▸ **EXERCISE OBJECTIVE**
For the listing below, count the lines that contain "description" and report only the number.

+ + + + + + +

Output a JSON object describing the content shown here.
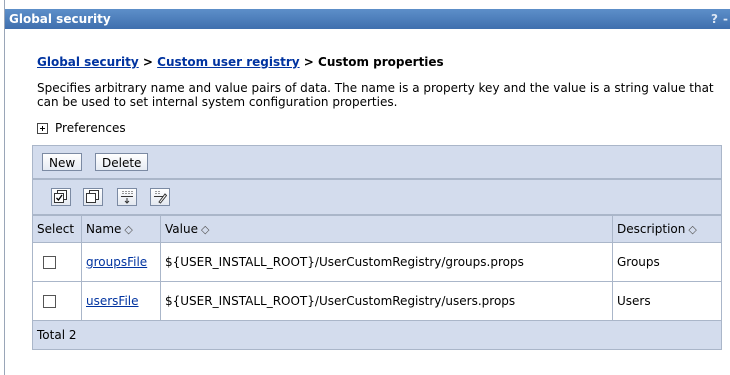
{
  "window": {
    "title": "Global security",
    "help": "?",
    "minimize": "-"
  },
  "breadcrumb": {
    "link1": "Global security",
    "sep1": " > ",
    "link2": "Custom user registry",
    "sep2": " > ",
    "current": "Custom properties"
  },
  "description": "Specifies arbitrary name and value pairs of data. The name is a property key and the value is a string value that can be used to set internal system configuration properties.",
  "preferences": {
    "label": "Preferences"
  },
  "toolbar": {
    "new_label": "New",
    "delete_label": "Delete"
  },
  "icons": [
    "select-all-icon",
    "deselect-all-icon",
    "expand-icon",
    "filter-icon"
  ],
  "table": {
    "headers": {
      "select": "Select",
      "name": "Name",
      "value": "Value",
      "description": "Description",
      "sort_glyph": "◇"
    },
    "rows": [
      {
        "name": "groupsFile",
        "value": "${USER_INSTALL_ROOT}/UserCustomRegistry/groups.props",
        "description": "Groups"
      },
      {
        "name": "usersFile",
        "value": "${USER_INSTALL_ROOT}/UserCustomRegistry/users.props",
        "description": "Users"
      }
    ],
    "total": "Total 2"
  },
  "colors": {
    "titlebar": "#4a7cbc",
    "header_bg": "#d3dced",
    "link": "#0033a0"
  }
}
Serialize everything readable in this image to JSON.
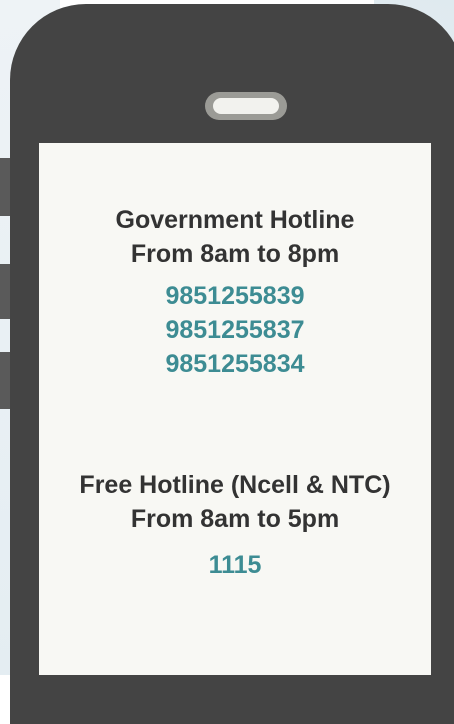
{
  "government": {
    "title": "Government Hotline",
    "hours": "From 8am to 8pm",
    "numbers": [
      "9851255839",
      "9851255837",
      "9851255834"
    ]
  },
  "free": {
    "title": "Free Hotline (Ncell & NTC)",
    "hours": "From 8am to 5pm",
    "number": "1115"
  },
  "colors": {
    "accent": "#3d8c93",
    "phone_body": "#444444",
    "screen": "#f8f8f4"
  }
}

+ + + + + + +

▸ **EXERCISE ANSWER**
4